not freudian, just cool.

Raven sprung for the tickets up to the top of the Space Needle, and the observation level greeted us with a little coffee installation: why not? It is Seattle, after all. Once out on the actual Observation deck, Raven and I were pelted with 40-mph winds and driving rain. On one lap around the outside of the Space Needle. I didn't get to enjoy the view much at all, as my mind was sincerely and brutally focused on not losing the hat from my head to a 550-foot drop into the unspeakable carny underworld below.

And this is all not to mention the Santa Claus at the top of the Space Needle who gave us the look of the nearly-criminally insane as we made our lap out in the gale-force winds. Nor is it to mention the piss-poor design of the "timeline" in the O-Level lounge, where the curve upon which the entries were laid out implied a reading path quite opposite to how you are supposed to read it. It took Raven and I (two reasonably intelligent young men) more than a couple minutes to figure out why the entries didn't seem to make sense or flow into one another coherently. It wasn't our fault.

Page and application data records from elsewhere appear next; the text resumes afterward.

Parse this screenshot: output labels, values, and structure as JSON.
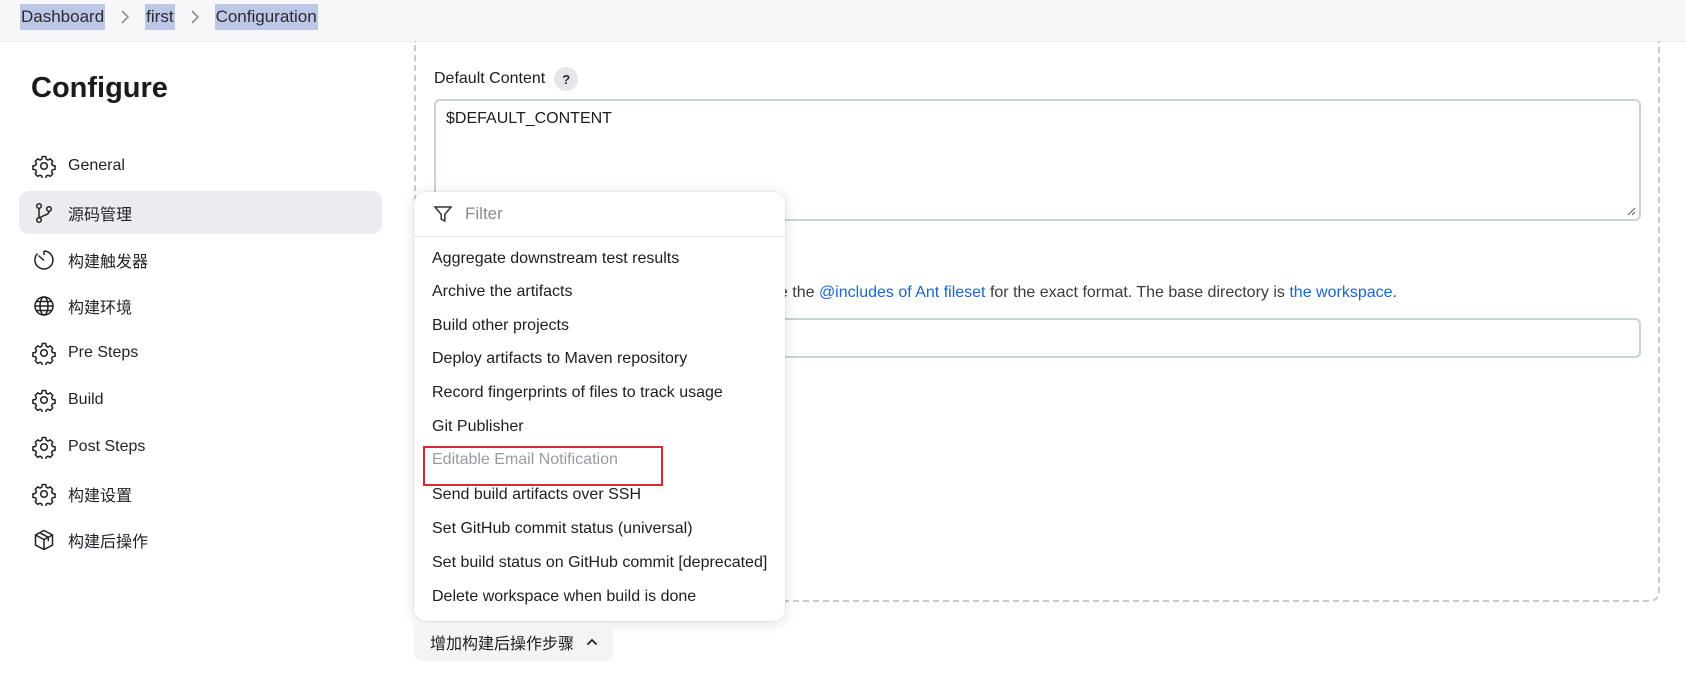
{
  "breadcrumb": {
    "items": [
      "Dashboard",
      "first",
      "Configuration"
    ],
    "separator": ">"
  },
  "sidebar": {
    "title": "Configure",
    "items": [
      {
        "label": "General",
        "icon": "gear-icon"
      },
      {
        "label": "源码管理",
        "icon": "git-branch-icon",
        "active": true
      },
      {
        "label": "构建触发器",
        "icon": "timer-icon"
      },
      {
        "label": "构建环境",
        "icon": "globe-icon"
      },
      {
        "label": "Pre Steps",
        "icon": "gear-icon"
      },
      {
        "label": "Build",
        "icon": "gear-icon"
      },
      {
        "label": "Post Steps",
        "icon": "gear-icon"
      },
      {
        "label": "构建设置",
        "icon": "gear-icon"
      },
      {
        "label": "构建后操作",
        "icon": "package-icon"
      }
    ]
  },
  "main": {
    "default_content_label": "Default Content",
    "help_label": "?",
    "default_content_value": "$DEFAULT_CONTENT",
    "desc": {
      "prefix": "ee the ",
      "link1": "@includes of Ant fileset",
      "middle": " for the exact format. The base directory is ",
      "link2": "the workspace",
      "suffix": "."
    }
  },
  "dropdown": {
    "filter_placeholder": "Filter",
    "items": [
      "Aggregate downstream test results",
      "Archive the artifacts",
      "Build other projects",
      "Deploy artifacts to Maven repository",
      "Record fingerprints of files to track usage",
      "Git Publisher",
      "Editable Email Notification",
      "Send build artifacts over SSH",
      "Set GitHub commit status (universal)",
      "Set build status on GitHub commit [deprecated]",
      "Delete workspace when build is done"
    ],
    "disabled_item": "Editable Email Notification"
  },
  "add_button": {
    "label": "增加构建后操作步骤"
  },
  "colors": {
    "link": "#1a66c9",
    "highlight_border": "#e0272f",
    "breadcrumb_selection": "#bcc8e5",
    "active_sidebar": "#ececf0"
  }
}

After the Space Needle, we stopped outside the Experience Music Project, the apparently drug-addled brainchild of architect Frank Gehry. Finally abandoning the solid visual foundations of the Guggenheim in Bilbao, the Experience Music Project looks rather overdone and gaudy. More than anything, it was the large expanse of curvy-blue which distracted so horribly from the structure. I figure a solid 10, 15 ounces of very expensive (or, perhaps very cheap) pot went into that structure.

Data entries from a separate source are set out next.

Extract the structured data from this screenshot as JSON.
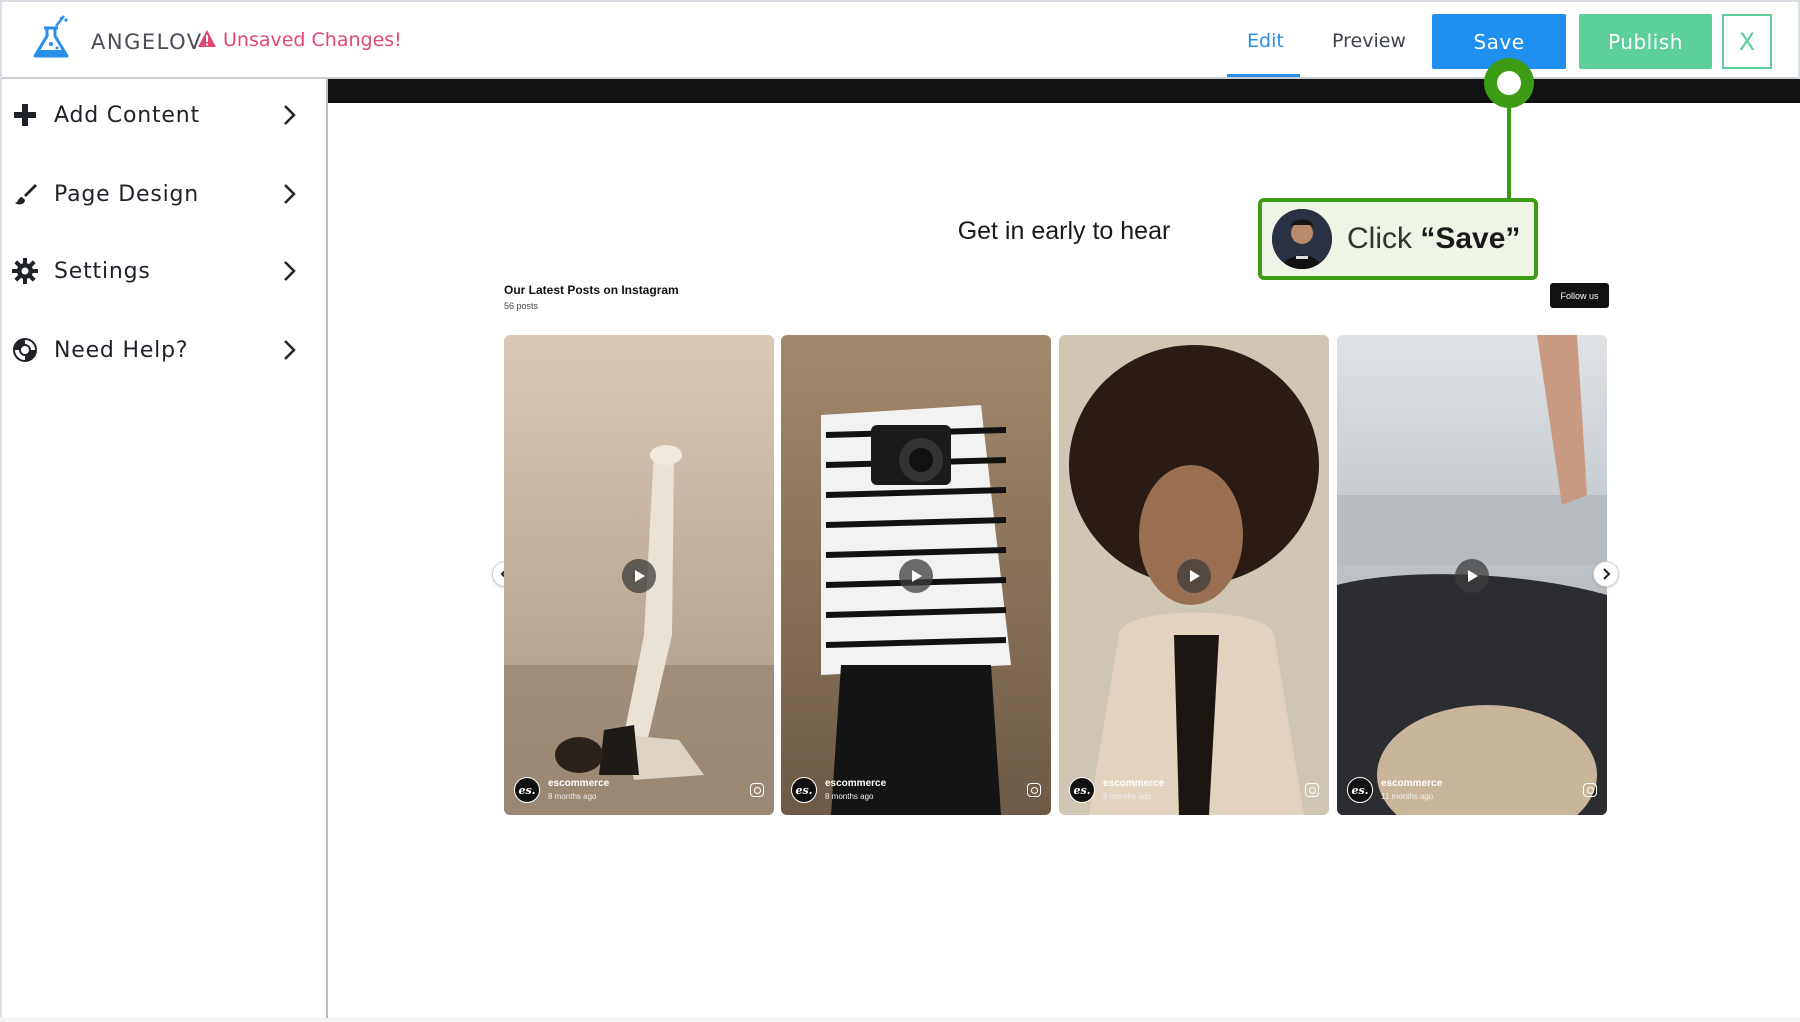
{
  "header": {
    "brand": "ANGELOV",
    "unsaved": "Unsaved Changes!",
    "tabs": {
      "edit": "Edit",
      "preview": "Preview"
    },
    "save": "Save",
    "publish": "Publish",
    "close": "X"
  },
  "sidebar": {
    "items": [
      {
        "label": "Add Content",
        "icon": "plus-icon"
      },
      {
        "label": "Page Design",
        "icon": "brush-icon"
      },
      {
        "label": "Settings",
        "icon": "gear-icon"
      },
      {
        "label": "Need Help?",
        "icon": "lifebuoy-icon"
      }
    ]
  },
  "canvas": {
    "headline": "Get in early to hear",
    "instagram": {
      "title": "Our Latest Posts on Instagram",
      "count": "56 posts",
      "follow": "Follow us",
      "posts": [
        {
          "user": "escommerce",
          "time": "8 months ago"
        },
        {
          "user": "escommerce",
          "time": "8 months ago"
        },
        {
          "user": "escommerce",
          "time": "8 months ago"
        },
        {
          "user": "escommerce",
          "time": "11 months ago"
        }
      ],
      "avatar_text": "es."
    }
  },
  "callout": {
    "prefix": "Click ",
    "target": "“Save”"
  },
  "colors": {
    "accent": "#1f8ff0",
    "publish": "#5ccf9a",
    "warning": "#e2476f",
    "callout_green": "#3b9b12"
  }
}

After riding the monorail back into downtown, we walked around for a few minutes and decided to hoof it over to the Pike Street Market. After a solid 2 minutes of watching, not a single fish flew at the famous fish stand, so we walked along the corridors. In a small knick-knack shop, however, Raven found the one thing that made his trip that day worth it: A Northwest Territories license plate. In case you've never seen one (I never had, up to that point), the Northwest Territories license plates are shaped like a polar bear. After some more walking around, and a brief phone call to our dinner date, walked back to the car, paid for the parking, and got onto the freeway to return to Issaquah, again over the famous Floating bridge.

am i blue.

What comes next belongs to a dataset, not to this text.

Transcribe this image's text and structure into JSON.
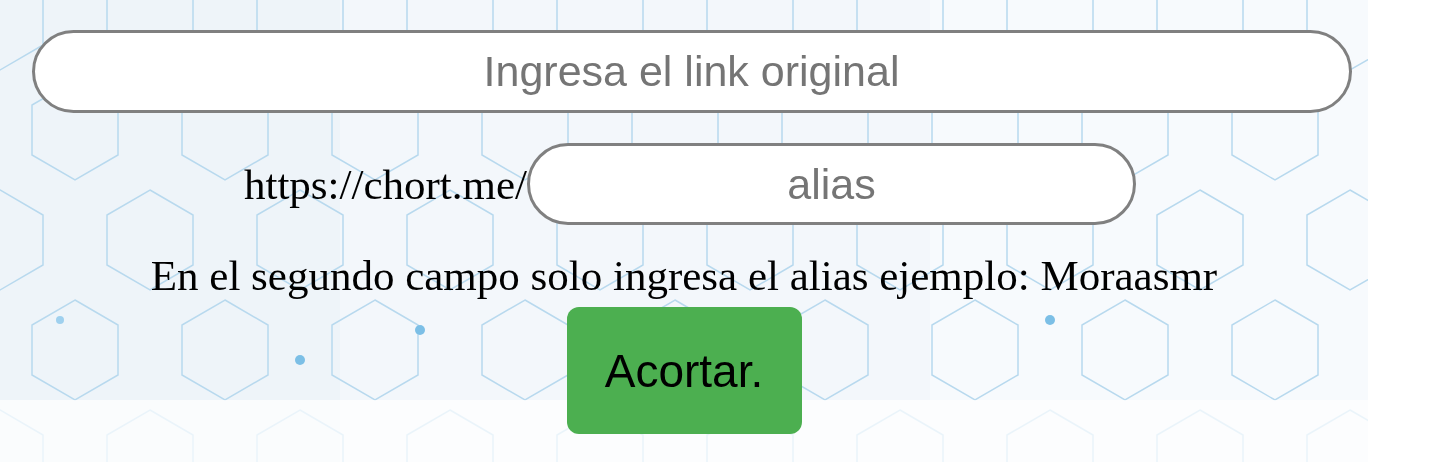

This image is wonderfully unretouched. I was blue-shrouded, indeed throughout much of my Seattle trip, and what better visual moment than this to wallow in in my memory when I'm feeling blue? Just lovely.

After a while, we returned to Issaquah in the evening, and awaited the arrival of the Snow Queen, Lumivalkoinen herself. Lumi did arrive, anon, and we ate a lovely dinner at the Issaquah Mongolian BBQ house, which, I am pleased to say has no MSG, and they mean it. It just so turns out that our call to Lumi while we were at the Pike Street Market found her at the Space Needle (though we didn't know it at the time), and she followed to the Pike Street Market just 20 minutes after we'd left... As for the Mongolian BBQ house, they make all their own sauces, and the BBQ was quite good. But, of course, the company was better.... after the Mongolian BBQ, we walked across the shopping center lot to the local Starbucks. For photos of Mr Jones, Lumi, and myself (as well as some of Lumi's other shots of Seattle), visit one of Freakybaby's galleries. (Sorry for the frameset-bypass, Lumi! :)

Before long, unfortunately, Lumi had to depart back to the Hotel Sorrento, and Mr and Mrs Jones and I stuck around for a rather interesting conversation on numerology (but not before I went online and secured tickets for the three of us to see The Fellowship of the Ring), and why I don't see that there's anything wrong with a man changing his last name to his wife's when they marry. Or, for that matter, seeing anything wrong with the couple choosing a new name altogether. After a while, more Joe Frank listening on the web-stream, and back to sleep...

Next (and Final) Update: Wednesday! Lord of the Rings, headache-city, and flying back to LA.

musings of señor prod.

Welcome back from vacation, Tim. Here's 200 pages of documentation for a pitch to read. In the next 90 minutes.


©2001 Timothy A. Clark -|-